Public Service Commission stiffs Georgia Power customers, greenlights Plant Vogtle cost increases

Despite mounting evidence that Plant Vogtle is uneconomic at its current price tag, the Georgia Public Service Commission today rubberstamped continued construction.

Commission staff had recommended the commissioners reject any price above $9 billion, beyond which customers will not benefit. Instead, commissioners approved Georgia Power’s full revised cost estimate, minus money already received from the bankrupt contractor’s parent company, Toshiba. Importantly, customers would benefit from this Toshiba money whether or not the project goes forward. This newly approved price tag is approximately $1.5 billion more than staff’s break-even point.

SELC's Kurt Ebersback testifies against Vogtle cost increases before the Public Service Commission

Worse, the PSC, in a move prodded by Georgia Power, said these additional costs are “reasonable.” That means customers will most likely shoulder the entire burden of risk for this over-budget, off-schedule mega project. Already, Plant Vogtle is five years behind schedule and double the original price tag.

“Most people have to pay for their mistakes, but Georgia Power is still profiting from theirs,” said Senior Attorney Kurt Ebersbach. “There’s something wrong with a system that rewards this kind of failure.”

The PSC’s vote protects Georgia Power’s shareholders instead of customers, even with its timing. The commission wasn’t scheduled to rule on the cost overruns and schedule delays until February but pushed decision-making up by 47 days.

Project delays alone will add billions more to the company’s profit.
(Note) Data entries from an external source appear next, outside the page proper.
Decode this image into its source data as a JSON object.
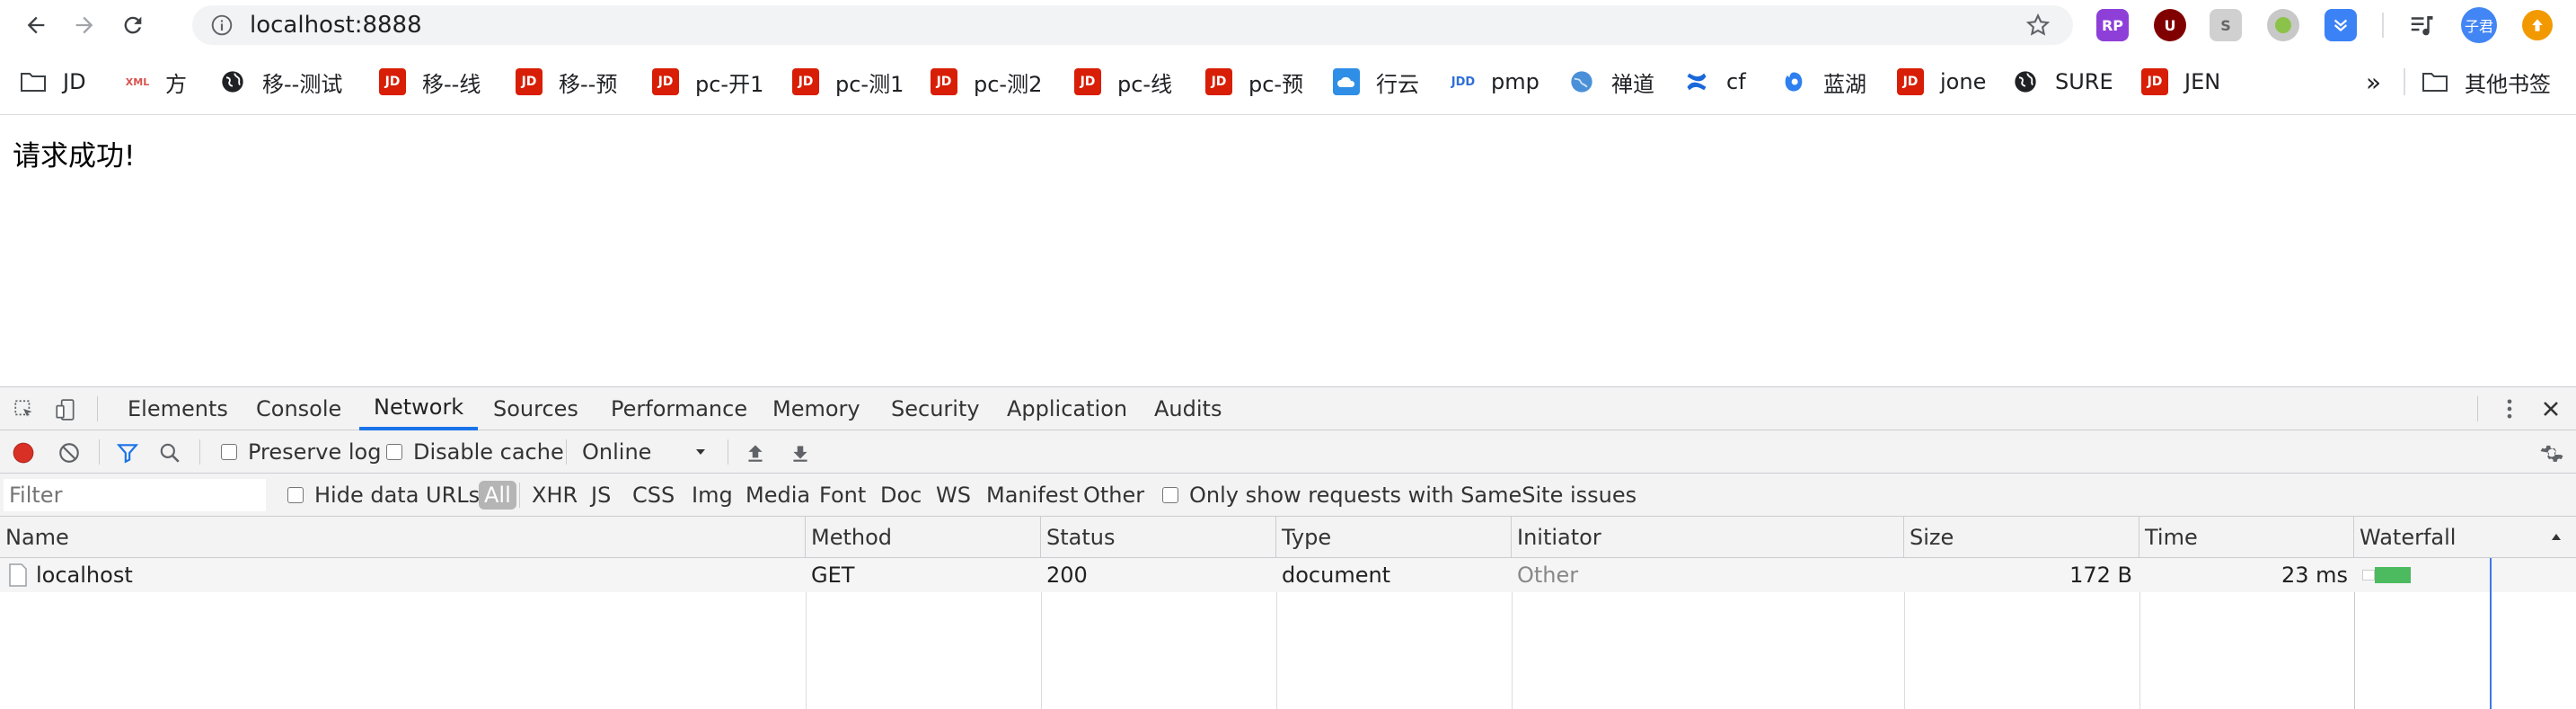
{
  "browser": {
    "url": "localhost:8888",
    "extensions": [
      {
        "name": "rp-extension-icon",
        "label": "RP",
        "color": "#8e3fd8"
      },
      {
        "name": "ublock-icon",
        "label": "U",
        "color": "#800000"
      },
      {
        "name": "s-extension-icon",
        "label": "S",
        "color": "#c9c9c9"
      },
      {
        "name": "green-circle-extension-icon",
        "label": "",
        "color": "#8bc34a"
      },
      {
        "name": "download-extension-icon",
        "label": "",
        "color": "#3b82f6"
      }
    ],
    "profile": {
      "label": "子君",
      "color": "#4285f4"
    },
    "update_color": "#f29900"
  },
  "bookmarks": [
    {
      "label": "JD",
      "icon": "folder-icon"
    },
    {
      "label": "方",
      "icon": "xml-icon"
    },
    {
      "label": "移--测试",
      "icon": "globe-icon"
    },
    {
      "label": "移--线",
      "icon": "jd-icon"
    },
    {
      "label": "移--预",
      "icon": "jd-icon"
    },
    {
      "label": "pc-开1",
      "icon": "jd-icon"
    },
    {
      "label": "pc-测1",
      "icon": "jd-icon"
    },
    {
      "label": "pc-测2",
      "icon": "jd-icon"
    },
    {
      "label": "pc-线",
      "icon": "jd-icon"
    },
    {
      "label": "pc-预",
      "icon": "jd-icon"
    },
    {
      "label": "行云",
      "icon": "cloud-icon"
    },
    {
      "label": "pmp",
      "icon": "jdd-icon"
    },
    {
      "label": "禅道",
      "icon": "globe-blue-icon"
    },
    {
      "label": "cf",
      "icon": "confluence-icon"
    },
    {
      "label": "蓝湖",
      "icon": "lanhu-icon"
    },
    {
      "label": "jone",
      "icon": "jd-icon"
    },
    {
      "label": "SURE",
      "icon": "globe-icon"
    },
    {
      "label": "JEN",
      "icon": "jd-icon"
    }
  ],
  "bookmarks_overflow": "»",
  "other_bookmarks": "其他书签",
  "jd_icon_text": "JD",
  "xml_icon_text": "XML",
  "jdd_icon_text": "JDD",
  "page": {
    "message": "请求成功!"
  },
  "devtools": {
    "tabs": [
      "Elements",
      "Console",
      "Network",
      "Sources",
      "Performance",
      "Memory",
      "Security",
      "Application",
      "Audits"
    ],
    "active_tab": "Network",
    "preserve_log": "Preserve log",
    "disable_cache": "Disable cache",
    "throttling": "Online",
    "filter_placeholder": "Filter",
    "hide_data_urls": "Hide data URLs",
    "type_filters": [
      "All",
      "XHR",
      "JS",
      "CSS",
      "Img",
      "Media",
      "Font",
      "Doc",
      "WS",
      "Manifest",
      "Other"
    ],
    "samesite": "Only show requests with SameSite issues",
    "columns": [
      "Name",
      "Method",
      "Status",
      "Type",
      "Initiator",
      "Size",
      "Time",
      "Waterfall"
    ],
    "requests": [
      {
        "name": "localhost",
        "method": "GET",
        "status": "200",
        "type": "document",
        "initiator": "Other",
        "size": "172 B",
        "time": "23 ms"
      }
    ]
  }
}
Putting a dent in shareholders’ returns doesn’t lower the final construction bill that will be handed to customers. Additionally, residential customers will be paying for Vogtle for 10 years before the nuclear units ever produce energy—and will continue to pay higher bills for decades.

During proceedings on the rate case, SELC represented Partnership for Southern Equity and Georgia Interfaith Power & Light in petitioning for decisions that prioritize customers over shareholders.
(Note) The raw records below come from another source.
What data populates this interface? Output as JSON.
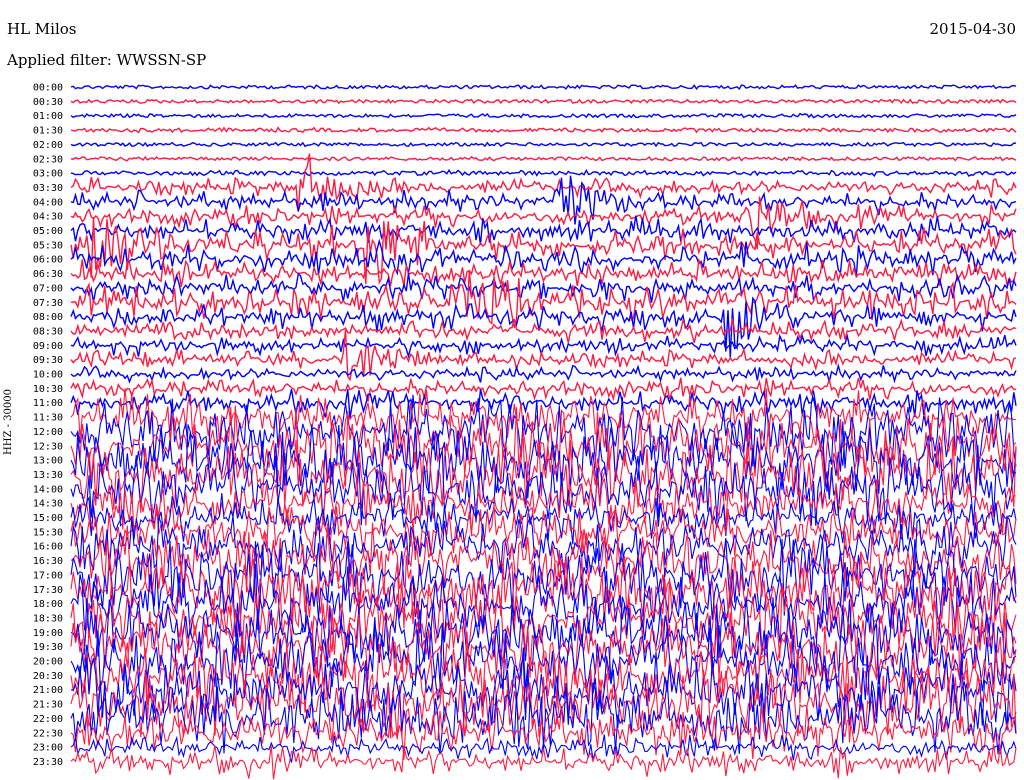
{
  "header": {
    "station": "HL Milos",
    "date": "2015-04-30",
    "filter_label": "Applied filter: WWSSN-SP"
  },
  "chart_data": {
    "type": "line",
    "title": "HL Milos",
    "subtitle": "Applied filter: WWSSN-SP",
    "date": "2015-04-30",
    "ylabel": "HHZ - 30000",
    "row_labels": [
      "00:00",
      "00:30",
      "01:00",
      "01:30",
      "02:00",
      "02:30",
      "03:00",
      "03:30",
      "04:00",
      "04:30",
      "05:00",
      "05:30",
      "06:00",
      "06:30",
      "07:00",
      "07:30",
      "08:00",
      "08:30",
      "09:00",
      "09:30",
      "10:00",
      "10:30",
      "11:00",
      "11:30",
      "12:00",
      "12:30",
      "13:00",
      "13:30",
      "14:00",
      "14:30",
      "15:00",
      "15:30",
      "16:00",
      "16:30",
      "17:00",
      "17:30",
      "18:00",
      "18:30",
      "19:00",
      "19:30",
      "20:00",
      "20:30",
      "21:00",
      "21:30",
      "22:00",
      "22:30",
      "23:00",
      "23:30"
    ],
    "series_colors": [
      "#0000ff",
      "#ff1a40"
    ],
    "trace_activity": [
      0.1,
      0.1,
      0.1,
      0.15,
      0.1,
      0.1,
      0.2,
      0.5,
      0.55,
      0.55,
      0.6,
      0.7,
      0.65,
      0.6,
      0.6,
      0.7,
      0.6,
      0.55,
      0.5,
      0.5,
      0.45,
      0.55,
      0.6,
      0.85,
      1.0,
      1.0,
      1.0,
      1.0,
      1.0,
      0.9,
      0.8,
      0.85,
      0.9,
      1.0,
      1.0,
      1.0,
      1.0,
      1.0,
      1.0,
      1.0,
      1.0,
      1.0,
      1.0,
      1.0,
      1.0,
      0.85,
      0.6,
      0.65
    ],
    "events": [
      {
        "time": "03:30",
        "x_fraction": 0.25,
        "strength": 0.7
      },
      {
        "time": "04:00",
        "x_fraction": 0.52,
        "strength": 0.9
      },
      {
        "time": "04:30",
        "x_fraction": 0.72,
        "strength": 0.8
      },
      {
        "time": "05:30",
        "x_fraction": 0.03,
        "strength": 0.9
      },
      {
        "time": "05:30",
        "x_fraction": 0.32,
        "strength": 1.0
      },
      {
        "time": "07:30",
        "x_fraction": 0.42,
        "strength": 0.9
      },
      {
        "time": "08:00",
        "x_fraction": 0.7,
        "strength": 1.0
      },
      {
        "time": "09:30",
        "x_fraction": 0.3,
        "strength": 0.7
      }
    ],
    "grid": false
  }
}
“Even though customers had no control over Georgia Power’s mistakes, they’re going to be the ones footing the bill,” said Nathaniel Smith, Chief Equity Officer at Partnership for Southern Equity. “These impacts will be especially difficult on the most vulnerable Georgians who are already struggling to put food on the table.”

“This holiday season the Georgia Public Service Commission gave Georgia Power a gift we can’t afford,” said the Rev. Kate McGregor Mosley, Executive Director of Georgia Interfaith Power & Light. “We’re disappointed the Commissioners didn’t consider other more economic alternatives, including solar and energy efficiency projects that provide clean power for less.”

More News

Georgia Power confirms coal ash ponds fail to meet federal restrictions

At least ten of Georgia Power’s toxic, unlined coal ash ponds sit dangerously close to the groundwater beneath them, according to the utility’s r...

Tennessee Wilderness Act will protect 20,000 acres of Cherokee National Forest

There was a present for Tennessee in the Farm Bill that recently passed Congress: The Tennessee Wilderness Act was included in the omnibus legisl...

Federal court throws out pipeline’s Forest Service approval

Today the Fourth Circuit Court of Appeals vacated a federal approval for the Atlantic Coast Pipeline to cross two national forests and part of th...

Looking ahead to major energy decisions in 2019, Georgians demand Fair Energy Now

High power bills burden many Georgia families, but few know why that is or what they can do about it. To change that, SELC, Georgia Interfaith P...

Op-ed: Why we support the Chemours consent order

Senior Attorney Geoff Gisler and Cape Fear Riverkeeper Kemp Burdette laid out their case for settlement over GenX contamination in a piece publis...

SELC sues to stop seismic blasting in the Atlantic

Southern Environmental Law Center attorneys today joined a coalition of conservation groups in filing a lawsuit to stop the Trump administration...

More Stories